“The Committee on Climate Change says there is no role for conventional coal-fired power generation beyond the early 2020s, and government figures say their use will have virtually ended by this point.”
Indeed they do. But they are projections, not policy commitments. Labour and the Lib Dems made manifesto promises to end unabated coal in the 2020s, but the Tories did not. And the Tories won. There is no guarantee (and at present little likelihood) of a non-Tory government before 2025. A Conservative government might even disregard the sensible advice of the Committee on Climate Change, despite John Gummer’s valiant efforts. So the fact that “the shale gas industry doesn’t think we will have appreciable quantities of shale gas before the early to mid-2020s” does not necessarily mean that shale gas will be too late to replace coal.
If appreciable quantities arrive (which I accept is uncertain) they will certainly not be too late to replace other gas, including LNG – which Tony fails to mention. Local shale gas is about 10% less climate damaging than LNG is. That’s an improvement worth having.
Tony says that I skate over the issue of unburnable carbon, and that:
“fracking would set up a whole new fossil fuel industry, making the problem worse by adding to this unburnable stockpile.”
OK, I should have addressed this issue – my only excuse is that I was trying to keep the article short. I agree that most fossil fuels should be left in the ground. I’d be delighted if all fossil fuel use could be ended overnight. But it can’t be. So we have to set priorities. First to go should be coal.. Then oil. Cars should be electrified, with biofuels reserved for aviation and HGVs. So, however well we do on energy efficiency (and I agree with Tony that we should do much better), we will need more electricity. That’s why all forms of low-carbon electricity generation – renewables, CCS and nuclear – are needed.
Tony notes that “progress on CCS is very slow. What happens if it isn’t deployed?” He’s certainly right about slow progress on CCS. I wrote in July 2011 that:
“There is no obvious reason why it shouldn’t work. But we won’t be absolutely sure until it has been demonstrated at scale and integrated throughout the process. That won’t happen for the next five years at least, probably longer. So it isn’t sensible, in my view, to put all our eggs in the CCS basket.”
That’s why I now support nuclear power. I’d be interested to hear from Tony what FoE’s latest thinking is on whether nuclear power has any role to play as a low-carbon bridge technology.

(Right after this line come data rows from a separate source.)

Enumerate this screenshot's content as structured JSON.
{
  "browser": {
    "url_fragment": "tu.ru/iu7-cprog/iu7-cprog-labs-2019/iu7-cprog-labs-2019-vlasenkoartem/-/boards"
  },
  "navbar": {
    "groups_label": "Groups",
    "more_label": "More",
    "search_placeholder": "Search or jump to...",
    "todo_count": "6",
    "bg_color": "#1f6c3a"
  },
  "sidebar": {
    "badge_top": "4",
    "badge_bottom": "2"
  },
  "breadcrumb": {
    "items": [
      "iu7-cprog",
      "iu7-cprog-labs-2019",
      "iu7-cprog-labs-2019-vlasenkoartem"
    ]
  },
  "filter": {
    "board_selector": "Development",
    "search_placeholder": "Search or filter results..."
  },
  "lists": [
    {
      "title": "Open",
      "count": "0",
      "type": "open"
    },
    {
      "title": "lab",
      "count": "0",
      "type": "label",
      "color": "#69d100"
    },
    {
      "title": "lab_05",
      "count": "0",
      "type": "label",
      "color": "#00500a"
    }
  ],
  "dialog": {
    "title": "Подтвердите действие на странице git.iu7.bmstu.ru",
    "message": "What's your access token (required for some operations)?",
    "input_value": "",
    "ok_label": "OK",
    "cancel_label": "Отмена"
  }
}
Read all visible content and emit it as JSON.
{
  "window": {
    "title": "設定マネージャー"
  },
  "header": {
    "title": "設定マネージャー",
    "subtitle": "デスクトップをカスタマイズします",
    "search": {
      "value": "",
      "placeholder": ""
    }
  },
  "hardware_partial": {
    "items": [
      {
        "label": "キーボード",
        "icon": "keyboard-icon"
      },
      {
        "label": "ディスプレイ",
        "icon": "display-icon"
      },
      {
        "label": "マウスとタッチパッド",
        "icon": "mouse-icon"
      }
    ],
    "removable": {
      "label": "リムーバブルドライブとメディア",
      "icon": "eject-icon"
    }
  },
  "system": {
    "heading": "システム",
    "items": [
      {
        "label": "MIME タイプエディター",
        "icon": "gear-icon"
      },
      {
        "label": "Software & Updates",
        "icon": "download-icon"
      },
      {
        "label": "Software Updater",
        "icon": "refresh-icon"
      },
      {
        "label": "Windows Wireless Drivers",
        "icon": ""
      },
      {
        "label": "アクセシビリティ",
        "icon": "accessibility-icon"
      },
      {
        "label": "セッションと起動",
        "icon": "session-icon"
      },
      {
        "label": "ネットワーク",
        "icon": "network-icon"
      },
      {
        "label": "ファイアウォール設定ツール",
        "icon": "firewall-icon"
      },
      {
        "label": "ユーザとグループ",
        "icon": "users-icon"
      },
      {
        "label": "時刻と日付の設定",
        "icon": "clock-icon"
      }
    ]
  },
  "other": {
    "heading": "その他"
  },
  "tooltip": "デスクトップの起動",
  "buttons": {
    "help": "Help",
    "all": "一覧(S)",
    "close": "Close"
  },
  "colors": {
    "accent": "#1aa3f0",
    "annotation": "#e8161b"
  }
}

Gas is the least-bad of the fossil fuels. It should be used in power generation to shut down coal as soon as possible – I’d say end of 2016; we’re in a climate emergency. Tony says that:
“Friends of the Earth has calculated that the UK can move to generating three-quarters of its electricity from renewables by 2030”.
But that’s just electricity, which is only about a fifth of the UK’s total energy use. Gas is the main fuel used for heating – and should in my view be more widely used in transport, because gas produce less air pollution than diesel or petrol vehicles. They’re not as good as electric vehicles – but the transport fleet will not become all-electric for several decades. So the UK will be using gas for several decades.
“Stephen Tindale says the view of anti-fracking campaigners is ‘anywhere but here’. He couldn’t be more wrong. The message is a very clear ‘not here, not anywhere’.”
Tony has misread what I wrote. I did not ask whether anti-shale campaigners think fracking should be allowed anywhere. What I wrote was:
“Most campaigners against shale gas do not address the issue of where gas should come from.”
Tony doesn’t really address this issue either. He refers to National Grid suggestions that the UK could get most gas imports from Norway in 2030. I’d like the reference, so I can read this National Grid report – not least to find out what ‘most’ actually means in this context, and what assumptions National Grid makes about UK North Sea production. I expect that they assume maximum production. FoE opposes this. If their opposition is successful, that will lead to more imports.
Shale gas would cut the need for the UK to import from despotic countries like Qatar. Don’t FoE think human rights worth considering?
I agree with Tony that we need:
“a nationwide, economy-wide energy efficiency programme and a vastly-increased role for renewable power”.
And I agree that the current Government policy of restricting onshore wind is not sensible (though I think there is a case for reducing solar subsidies, since solar costs have fallen dramatically). Eventually, an energy-efficient UK could get all its energy from renewables (though not all renewables are good – remember biofuels?). But it will take many decades to get to that destination, even if it is the desired goal. Ignoring the interim years is not helpful for climate protection.